  1. Hardy, Morgan MD, MPH
  2. Kennedy, Jan PhD
  3. Reid, Matthew PhD
  4. Cooper, Douglas PhD

Abstract

Objective: This study compares combat-related mild traumatic brain injury (mTBI) to non-combat-related mTBI in rates of posttraumatic stress disorder (PTSD) and depression after injury, severity of postconcussive symptoms (PCSs), and attribution of those symptoms to mTBI versus PTSD.

 

Participants: A total of 371 active duty service members (SMs) with documented history of mTBI, divided into combat and non-combat-related cohorts.

 

Design: Retrospective cohort study.

 

Main Measures: Diagnoses of PTSD and depression based on medical record review and self-report. PCSs measured using Neurobehavioral Symptom Index. Attribution of symptoms based on a rating scale asking how much mTBI, PTSD, depression, deployment, or readjustment stress contributed to current symptoms.

 

Results: Prevalence of PTSD was significantly higher after a combat-related mTBI, compared with a noncombat mTBI (P = .001). Prevalence of depression did not differ between the 2 groups. PCSs were high in both combat and noncombat mTBIs, with no statistical difference between groups.

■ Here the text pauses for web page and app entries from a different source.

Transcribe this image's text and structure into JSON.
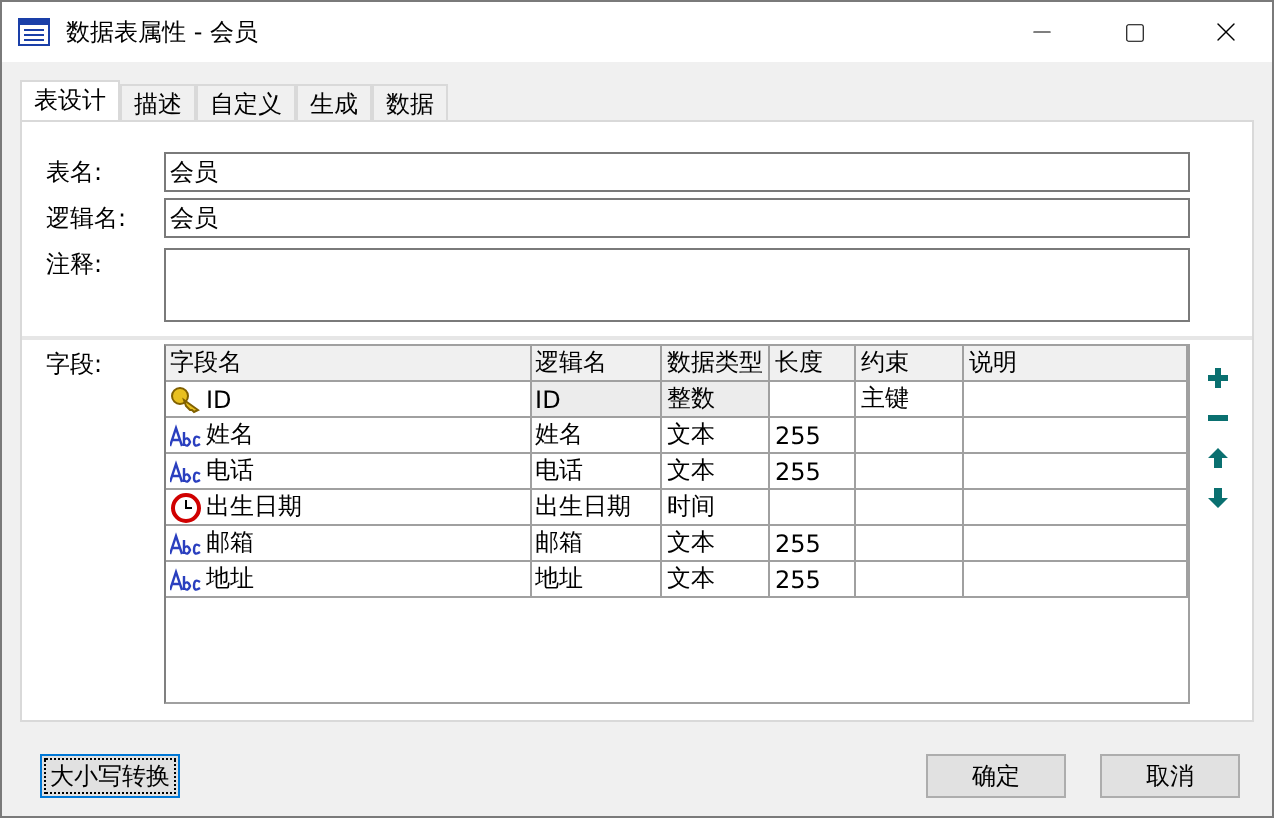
{
  "window": {
    "title": "数据表属性 - 会员"
  },
  "tabs": [
    {
      "label": "表设计",
      "selected": true
    },
    {
      "label": "描述",
      "selected": false
    },
    {
      "label": "自定义",
      "selected": false
    },
    {
      "label": "生成",
      "selected": false
    },
    {
      "label": "数据",
      "selected": false
    }
  ],
  "form": {
    "table_name_label": "表名:",
    "table_name": "会员",
    "logical_name_label": "逻辑名:",
    "logical_name": "会员",
    "comment_label": "注释:",
    "fields_label": "字段:"
  },
  "table": {
    "columns": [
      "字段名",
      "逻辑名",
      "数据类型",
      "长度",
      "约束",
      "说明"
    ],
    "rows": [
      {
        "kind": "key",
        "selected": true,
        "cells": [
          "ID",
          "ID",
          "整数",
          "",
          "主键",
          ""
        ]
      },
      {
        "kind": "text",
        "selected": false,
        "cells": [
          "姓名",
          "姓名",
          "文本",
          "255",
          "",
          ""
        ]
      },
      {
        "kind": "text",
        "selected": false,
        "cells": [
          "电话",
          "电话",
          "文本",
          "255",
          "",
          ""
        ]
      },
      {
        "kind": "time",
        "selected": false,
        "cells": [
          "出生日期",
          "出生日期",
          "时间",
          "",
          "",
          ""
        ]
      },
      {
        "kind": "text",
        "selected": false,
        "cells": [
          "邮箱",
          "邮箱",
          "文本",
          "255",
          "",
          ""
        ]
      },
      {
        "kind": "text",
        "selected": false,
        "cells": [
          "地址",
          "地址",
          "文本",
          "255",
          "",
          ""
        ]
      }
    ]
  },
  "buttons": {
    "case_convert": "大小写转换",
    "ok": "确定",
    "cancel": "取消"
  }
}
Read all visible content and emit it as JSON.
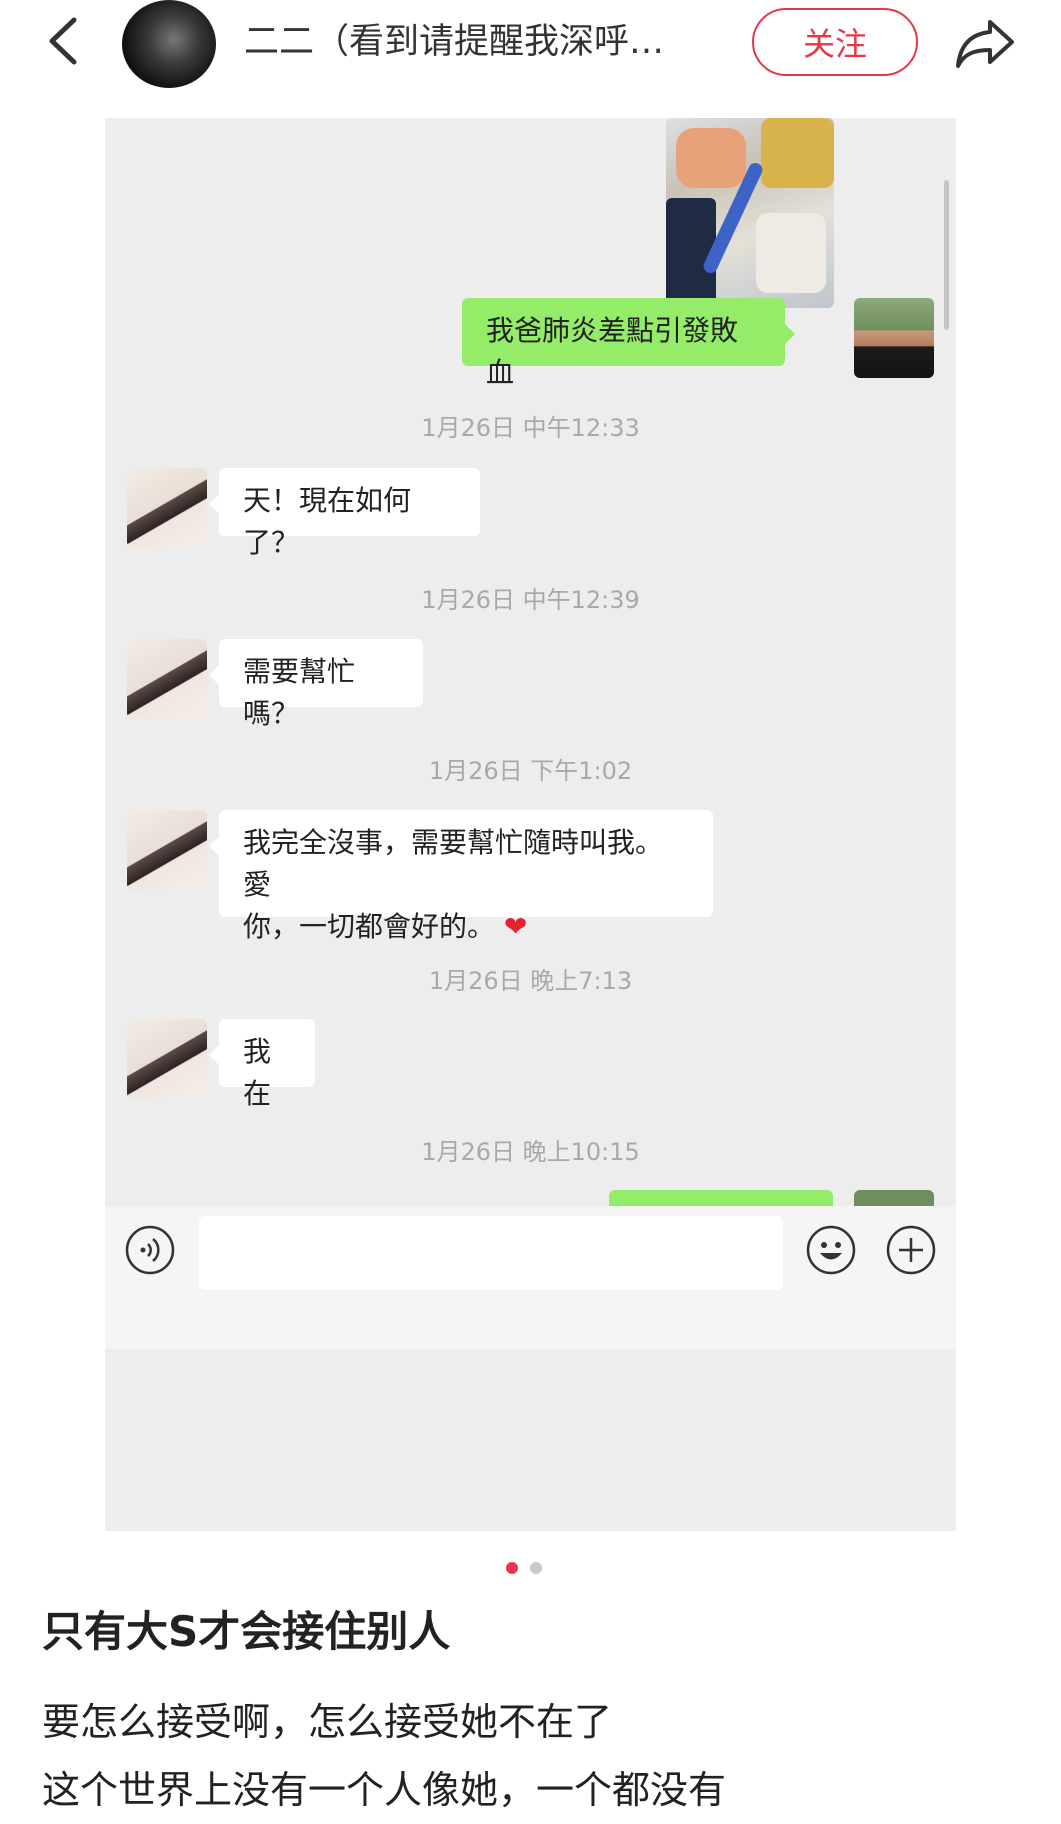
{
  "header": {
    "back_icon": "chevron-left-icon",
    "user_name": "二二（看到请提醒我深呼…",
    "follow_label": "关注",
    "share_icon": "share-arrow-icon"
  },
  "chat": {
    "messages": [
      {
        "side": "right",
        "type": "image",
        "content": "photo"
      },
      {
        "side": "right",
        "type": "text",
        "text": "我爸肺炎差點引發敗血"
      },
      {
        "type": "timestamp",
        "text": "1月26日 中午12:33"
      },
      {
        "side": "left",
        "type": "text",
        "text": "天！現在如何了？"
      },
      {
        "type": "timestamp",
        "text": "1月26日 中午12:39"
      },
      {
        "side": "left",
        "type": "text",
        "text": "需要幫忙嗎？"
      },
      {
        "type": "timestamp",
        "text": "1月26日 下午1:02"
      },
      {
        "side": "left",
        "type": "text",
        "line1": "我完全沒事，需要幫忙隨時叫我。愛",
        "line2": "你，一切都會好的。",
        "emoji": "❤"
      },
      {
        "type": "timestamp",
        "text": "1月26日 晚上7:13"
      },
      {
        "side": "left",
        "type": "text",
        "text": "我在"
      },
      {
        "type": "timestamp",
        "text": "1月26日 晚上10:15"
      }
    ],
    "input_bar": {
      "voice_icon": "voice-icon",
      "emoji_icon": "emoji-icon",
      "plus_icon": "plus-icon"
    }
  },
  "pagination": {
    "current": 1,
    "total": 2
  },
  "post": {
    "title": "只有大S才会接住别人",
    "body": [
      "要怎么接受啊，怎么接受她不在了",
      "这个世界上没有一个人像她，一个都没有"
    ]
  },
  "colors": {
    "accent": "#e5394a",
    "chat_bg": "#ededed",
    "bubble_green": "#95ec69",
    "bubble_white": "#ffffff"
  }
}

SMs with PTSD reported higher PCS, regardless of combat status. SMs without PTSD attributed symptoms mainly to mTBI, whereas SMs with PTSD, regardless of combat status, were much more likely to attribute symptoms to PTSD, depression, and deployment/readjustment stress.

 

Conclusions: This research contributes to our understanding of the complex interplay between mTBI and PTSD in both combat and noncombat injuries within the military population and the importance of addressing both simultaneously.